In Rooms Like These
Even now, I see her moon face,
those limpid eyes, half slits with
sleep, lying in repose beside me.
In those days, we lived in bars and
boxes. Hers, a refuge in winter.
On the ground floor. Brooklyn
tenement. Windowless, night black,
like a sensory deprivation chamber.
Fully equipped; kitchen, bathroom,
(luxuries,) an anxious cat named
Jolene. Nothing was safe from Sara’s
errant limbs. Not books, small electronics,
porcelain figurines, of which
we had none. A wild caress
could send the charred corpse of
a Cornish game hen careening to
the floor to be eaten by Jolene.
“Oh well, we’ll have to share,” Sara said.
“With the cat?” I said.
Washington Heights, Railroad flat,
hallway like a tunnel leading
to my cell.
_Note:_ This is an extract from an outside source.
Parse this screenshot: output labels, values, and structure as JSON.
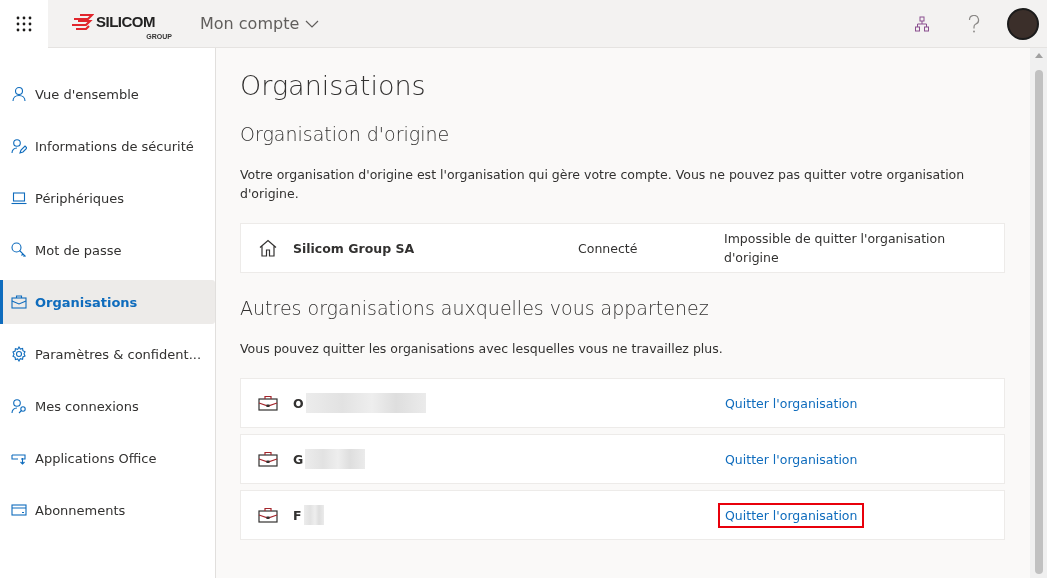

Cold, drafty, splintered
bed in the corner. Tattered ruins,
shattered glass, plastic bags, rotting wood
windowpane. The moon cast shadows
of angular light across pale
skin. Creatures scurried across the
vinyl tiles, cimex lectularius,
blattodea, musca domestica.
We hoped for dust. We both knew
better. And on her first night she
looked at me with hooded eyes and said:
“I always find myself in rooms like these.”
“In rooms like what?” I said,
“In rooms like what.”
more by SERGIO REMON ALVAREZ
photograph by James Marcom